Chairman and CEO Charles Lowrey said a previously announced plan to achieve cost savings of $750 million by 2023 already achieved $590 million in reductions by the end of the quarter (it had earmarked $500 million).
Combined with the sales of its full-service recordkeeping business and agreements to sell a portion of its traditional variable annuities lines, the insurance giant reported net income of $1.53 billion, or $3.90 per share, compared to $1.48 billion, or $3.70 per share, in the third quarter 2020.
The results outpaced an analyst consensus per share estimate by $1.17, something the company has a track record of accomplishing about 90 percent of the time over the last two years.
“We made significant progress executing against our transformation strategy to become a higher growth, less market sensitive, and more nimble company,” Lowrey said in a conference call following this morning.
The results were helped by strong investment performance across all its lines of business as well as increased fees and a high demand for its products worldwide, Lowery said.
The pandemic, however, took a toll on its group life and disability insurance results, which reported an adjusted operating loss of $135 million compared to net income of $22 million for the year-ago quarter.

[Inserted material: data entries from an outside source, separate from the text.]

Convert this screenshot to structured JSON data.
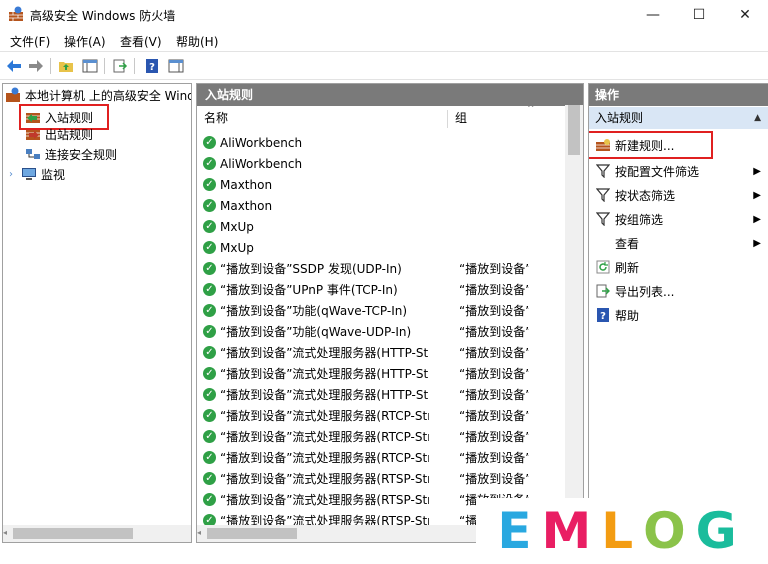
{
  "window": {
    "title": "高级安全 Windows 防火墙",
    "minimize": "—",
    "maximize": "☐",
    "close": "✕"
  },
  "menu": [
    "文件(F)",
    "操作(A)",
    "查看(V)",
    "帮助(H)"
  ],
  "tree": {
    "root": "本地计算机 上的高级安全 Windows",
    "items": [
      "入站规则",
      "出站规则",
      "连接安全规则",
      "监视"
    ]
  },
  "main": {
    "header": "入站规则",
    "columns": {
      "name": "名称",
      "group": "组"
    },
    "rows": [
      {
        "name": "AliWorkbench",
        "group": ""
      },
      {
        "name": "AliWorkbench",
        "group": ""
      },
      {
        "name": "Maxthon",
        "group": ""
      },
      {
        "name": "Maxthon",
        "group": ""
      },
      {
        "name": "MxUp",
        "group": ""
      },
      {
        "name": "MxUp",
        "group": ""
      },
      {
        "name": "“播放到设备”SSDP 发现(UDP-In)",
        "group": "“播放到设备”功能"
      },
      {
        "name": "“播放到设备”UPnP 事件(TCP-In)",
        "group": "“播放到设备”功能"
      },
      {
        "name": "“播放到设备”功能(qWave-TCP-In)",
        "group": "“播放到设备”功能"
      },
      {
        "name": "“播放到设备”功能(qWave-UDP-In)",
        "group": "“播放到设备”功能"
      },
      {
        "name": "“播放到设备”流式处理服务器(HTTP-Stre...",
        "group": "“播放到设备”功能"
      },
      {
        "name": "“播放到设备”流式处理服务器(HTTP-Stre...",
        "group": "“播放到设备”功能"
      },
      {
        "name": "“播放到设备”流式处理服务器(HTTP-Stre...",
        "group": "“播放到设备”功能"
      },
      {
        "name": "“播放到设备”流式处理服务器(RTCP-Stre...",
        "group": "“播放到设备”功能"
      },
      {
        "name": "“播放到设备”流式处理服务器(RTCP-Stre...",
        "group": "“播放到设备”功能"
      },
      {
        "name": "“播放到设备”流式处理服务器(RTCP-Stre...",
        "group": "“播放到设备”功能"
      },
      {
        "name": "“播放到设备”流式处理服务器(RTSP-Stre...",
        "group": "“播放到设备”功能"
      },
      {
        "name": "“播放到设备”流式处理服务器(RTSP-Stre...",
        "group": "“播放到设备”功能"
      },
      {
        "name": "“播放到设备”流式处理服务器(RTSP-Stre...",
        "group": "“播放到设备”功能"
      }
    ]
  },
  "actions": {
    "header": "操作",
    "section": "入站规则",
    "items": [
      "新建规则...",
      "按配置文件筛选",
      "按状态筛选",
      "按组筛选",
      "查看",
      "刷新",
      "导出列表...",
      "帮助"
    ]
  },
  "watermark": "EMLOG",
  "colors": {
    "accent_red": "#e02020",
    "check_green": "#2fa046",
    "header_gray": "#7a7a7a"
  }
}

The weakening was almost wholly attributed to underwriting losses from COVID-19. The Delta variant, in particular, was more deadly than expected, with more than three times the estimated fatalities in the 35-to-54-year-old category, according to Andy Sullivan, executive vice president and head of U.S. Businesses.

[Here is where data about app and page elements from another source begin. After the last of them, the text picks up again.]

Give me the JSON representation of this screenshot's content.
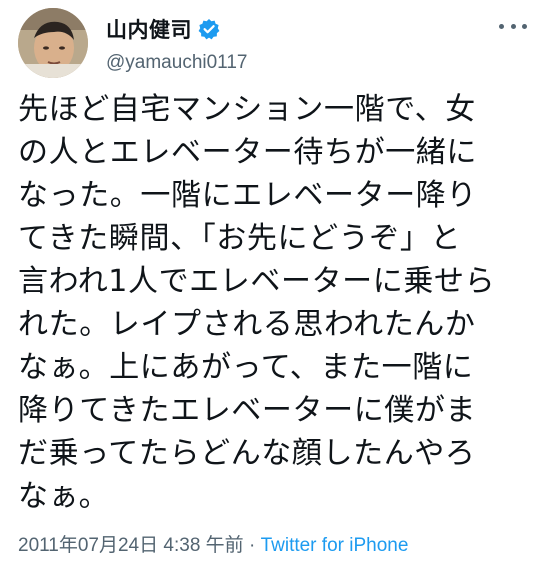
{
  "author": {
    "display_name": "山内健司",
    "handle": "@yamauchi0117",
    "verified": true,
    "avatar_icon": "profile-photo"
  },
  "tweet": {
    "text": "先ほど自宅マンション一階で、女\nの人とエレベーター待ちが一緒に\nなった。一階にエレベーター降り\nてきた瞬間、「お先にどうぞ」と\n言われ1人でエレベーターに乗せら\nれた。レイプされる思われたんか\nなぁ。上にあがって、また一階に\n降りてきたエレベーターに僕がま\nだ乗ってたらどんな顔したんやろ\nなぁ。",
    "timestamp": "2011年07月24日 4:38 午前",
    "separator": " · ",
    "source": "Twitter for iPhone"
  },
  "colors": {
    "text": "#0f1419",
    "secondary": "#536471",
    "accent": "#1d9bf0"
  }
}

“Fifty percent of the impact came from claims in the southern part of the U.S.,” he said.
Nevertheless, the company said its individual life sales continued to be strong with higher variable life sales compared to the year-ago quarter, offset by lower sales of other policies, in particular universal life sales, consistent with its product pivot strategy.

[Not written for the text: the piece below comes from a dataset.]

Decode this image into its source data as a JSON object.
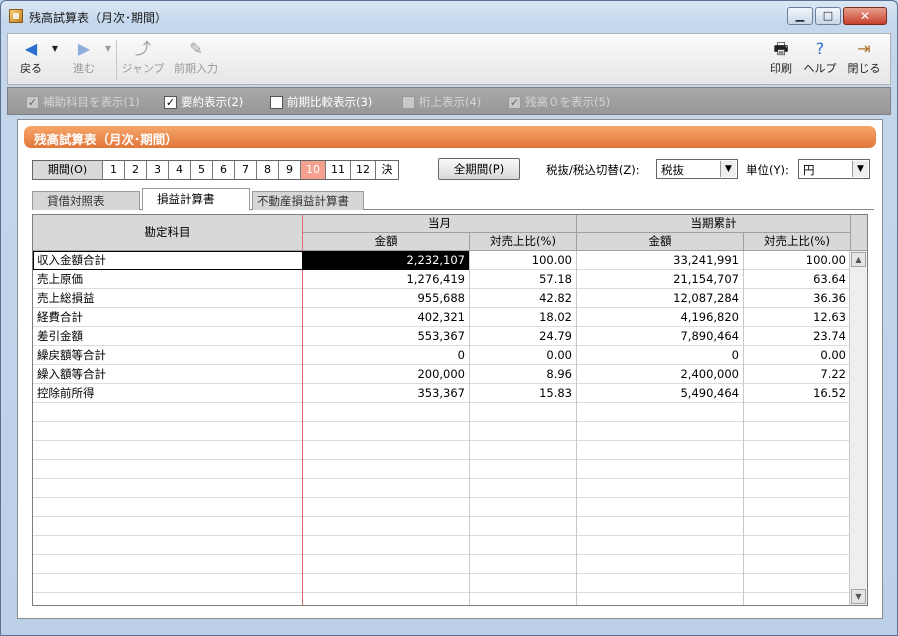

The company noted the continued success of its FlexGuard product line, introduced last year. FlexGuard is a registered index-linked annuity, designed to provide customers with downside protection and the opportunity to grow and accelerate the performance of their retirement assets into the future. More important for Prudential and it is in keeping with its transformation strategy of less interest-rate sensitive instruments.
“Our product pivots have worked well,” said Robert Michael Falzon, vice chairman. FlexGuard sales, “were $1.3 billion in the third quarter, representing 88% of total individual annuity sales.”
Since the launch of FlexGuard in 2020, sales have exceeded $6 billion.
Phasing Out VAs
Executives said the company is committed to significantly reducing the earnings contribution from traditional variable annuities with guaranteed living benefits, an industry-wide trend.
Looking ahead, company executives said they expected the company’s growth outlook was strong, but it would likely come “organically,” as opposed to through mergers and acquisitions as some of its industry peers seem to be doing.
Asked to elaborate, however, Ken Tanji, Prudential’s executive vice president and chief financial officer, said the company wants to be “in the know and in the flow” with respect to potential M&A opportunities, but with $6 billion in capital set aside to fuel growth, there’s no overarching need to expand through buying other companies.
“Only if they make sense for our shareholders and constituents,” Lowrey said.
The company presented a baseline EPS estimate for the fourth quarter of $2.27 per share that included items specific to the quarter that would reduce results by $0.78 per share.